Task item:
Check every line of the entries for "this", and copy the lines that hold it.

____ Dataset content

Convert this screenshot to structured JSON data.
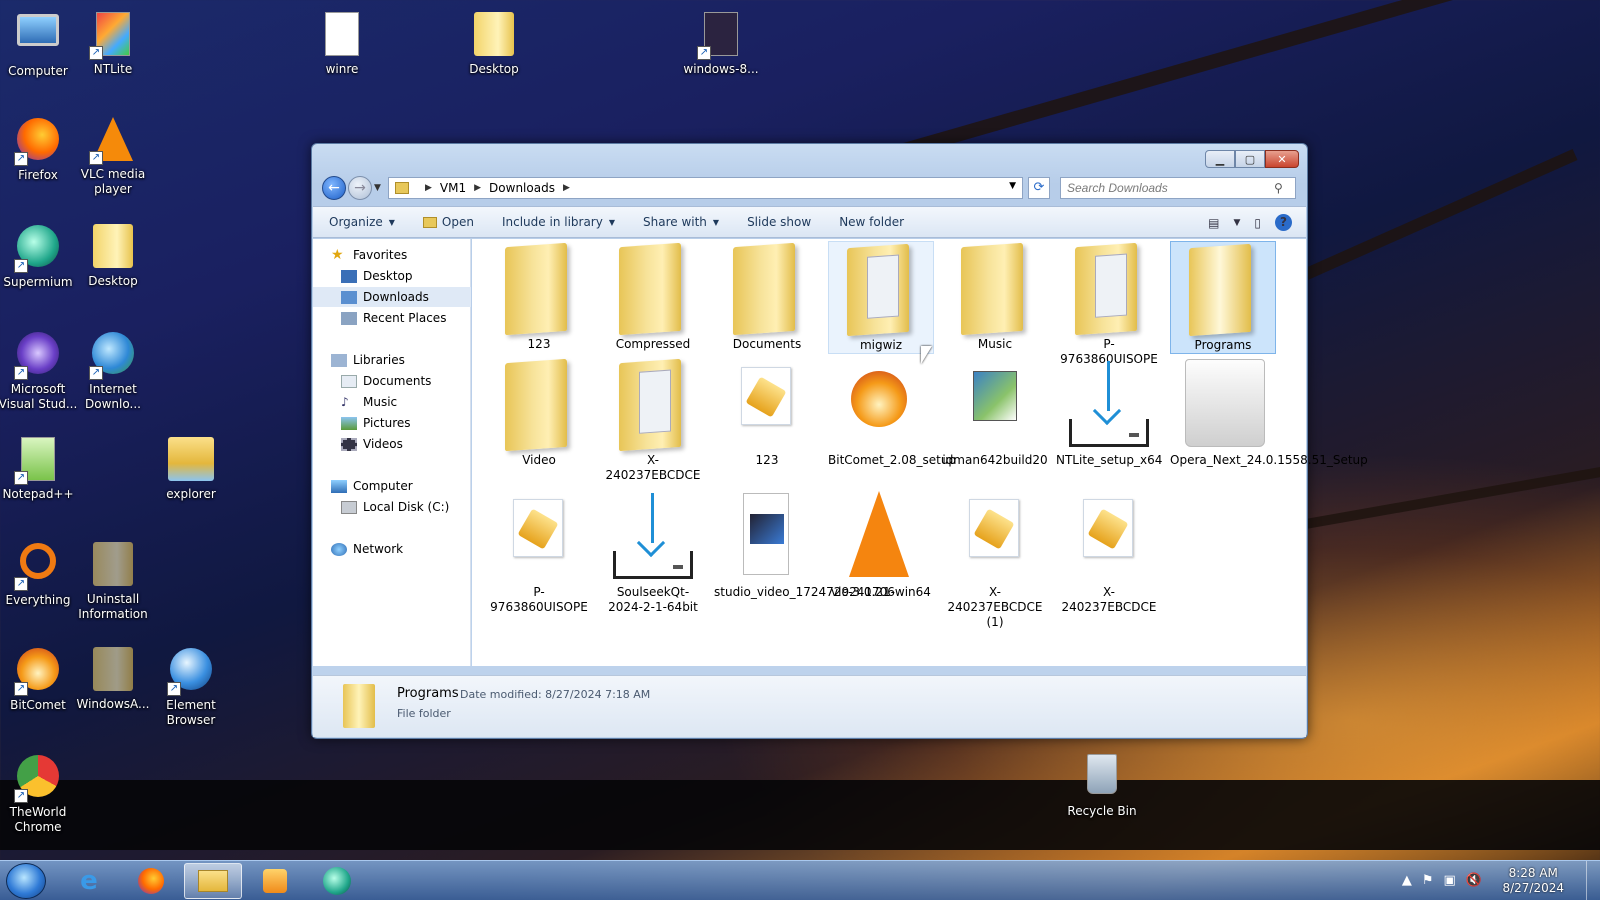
{
  "desktop": {
    "icons": [
      {
        "label": "Computer",
        "icon": "computer-icon"
      },
      {
        "label": "NTLite",
        "icon": "ntlite-icon"
      },
      {
        "label": "winre",
        "icon": "disc-image-icon"
      },
      {
        "label": "Desktop",
        "icon": "folder-icon"
      },
      {
        "label": "windows-8...",
        "icon": "firefox-file-icon"
      },
      {
        "label": "Firefox",
        "icon": "firefox-icon"
      },
      {
        "label": "VLC media player",
        "icon": "vlc-icon"
      },
      {
        "label": "Supermium",
        "icon": "supermium-icon"
      },
      {
        "label": "Desktop",
        "icon": "folder-icon"
      },
      {
        "label": "Microsoft Visual Stud...",
        "icon": "visual-studio-icon"
      },
      {
        "label": "Internet Downlo...",
        "icon": "idm-icon"
      },
      {
        "label": "Notepad++",
        "icon": "notepadpp-icon"
      },
      {
        "label": "explorer",
        "icon": "explorer-folder-icon"
      },
      {
        "label": "Everything",
        "icon": "everything-search-icon"
      },
      {
        "label": "Uninstall Information",
        "icon": "folder-icon"
      },
      {
        "label": "BitComet",
        "icon": "bitcomet-icon"
      },
      {
        "label": "WindowsA...",
        "icon": "folder-icon"
      },
      {
        "label": "Element Browser",
        "icon": "element-browser-icon"
      },
      {
        "label": "TheWorld Chrome",
        "icon": "theworld-chrome-icon"
      },
      {
        "label": "Recycle Bin",
        "icon": "recycle-bin-icon"
      }
    ]
  },
  "explorer": {
    "breadcrumb": [
      "VM1",
      "Downloads"
    ],
    "search_placeholder": "Search Downloads",
    "toolbar": {
      "organize": "Organize",
      "open": "Open",
      "include_in_library": "Include in library",
      "share_with": "Share with",
      "slide_show": "Slide show",
      "new_folder": "New folder"
    },
    "nav": {
      "favorites": "Favorites",
      "desktop": "Desktop",
      "downloads": "Downloads",
      "recent_places": "Recent Places",
      "libraries": "Libraries",
      "documents": "Documents",
      "music": "Music",
      "pictures": "Pictures",
      "videos": "Videos",
      "computer": "Computer",
      "local_disk": "Local Disk (C:)",
      "network": "Network"
    },
    "items": [
      {
        "name": "123",
        "kind": "folder"
      },
      {
        "name": "Compressed",
        "kind": "folder"
      },
      {
        "name": "Documents",
        "kind": "folder"
      },
      {
        "name": "migwiz",
        "kind": "folder-docs"
      },
      {
        "name": "Music",
        "kind": "folder"
      },
      {
        "name": "P-9763860UISOPE",
        "kind": "folder-docs"
      },
      {
        "name": "Programs",
        "kind": "folder"
      },
      {
        "name": "Video",
        "kind": "folder"
      },
      {
        "name": "X-240237EBCDCE",
        "kind": "folder-docs"
      },
      {
        "name": "123",
        "kind": "package"
      },
      {
        "name": "BitComet_2.08_setup",
        "kind": "bitcomet"
      },
      {
        "name": "idman642build20",
        "kind": "idman"
      },
      {
        "name": "NTLite_setup_x64",
        "kind": "download"
      },
      {
        "name": "Opera_Next_24.0.1558.51_Setup",
        "kind": "opera"
      },
      {
        "name": "P-9763860UISOPE",
        "kind": "package"
      },
      {
        "name": "SoulseekQt-2024-2-1-64bit",
        "kind": "download"
      },
      {
        "name": "studio_video_1724729241706",
        "kind": "video"
      },
      {
        "name": "vlc-3.0.21-win64",
        "kind": "vlc"
      },
      {
        "name": "X-240237EBCDCE (1)",
        "kind": "package"
      },
      {
        "name": "X-240237EBCDCE",
        "kind": "package"
      }
    ],
    "selected_item": "Programs",
    "details": {
      "name": "Programs",
      "modified_label": "Date modified:",
      "modified_value": "8/27/2024 7:18 AM",
      "type": "File folder"
    }
  },
  "taskbar": {
    "time": "8:28 AM",
    "date": "8/27/2024"
  }
}
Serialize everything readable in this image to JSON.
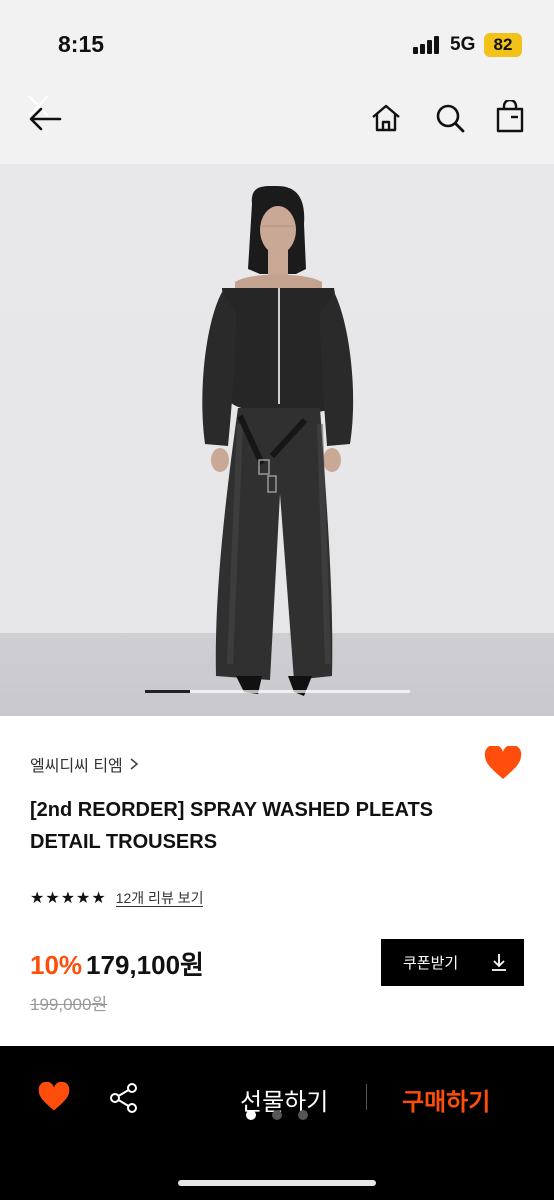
{
  "status_bar": {
    "time": "8:15",
    "network": "5G",
    "battery": "82"
  },
  "product": {
    "brand": "엘씨디씨 티엠",
    "title": "[2nd REORDER] SPRAY WASHED PLEATS DETAIL TROUSERS",
    "rating": 5,
    "review_link": "12개 리뷰 보기",
    "discount": "10%",
    "price": "179,100원",
    "original_price": "199,000원",
    "image_count_progress": 0.17
  },
  "buttons": {
    "coupon": "쿠폰받기",
    "gift": "선물하기",
    "buy": "구매하기"
  },
  "colors": {
    "accent": "#ff4e0c",
    "dark": "#000000"
  }
}
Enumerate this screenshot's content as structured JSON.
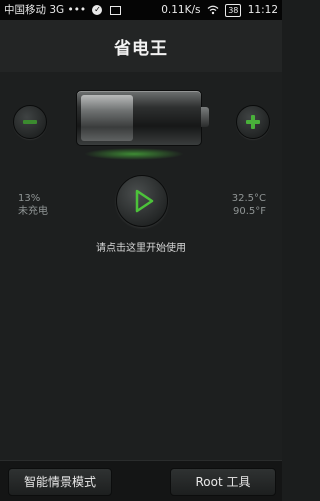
{
  "status_bar": {
    "carrier": "中国移动 3G",
    "dots": "•••",
    "net_speed": "0.11K/s",
    "battery": "38",
    "time": "11:12"
  },
  "header": {
    "title": "省电王"
  },
  "battery": {
    "level_fraction": 0.45
  },
  "info": {
    "percent": "13%",
    "charge_state": "未充电",
    "temp_c": "32.5°C",
    "temp_f": "90.5°F"
  },
  "hint": "请点击这里开始使用",
  "bottom": {
    "left_button": "智能情景模式",
    "right_button": "Root 工具"
  },
  "colors": {
    "accent_green": "#49b03a"
  }
}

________

Response below:
Convert this screenshot to structured JSON data.
Serialize everything readable in this image to JSON.
Enumerate this screenshot's content as structured JSON.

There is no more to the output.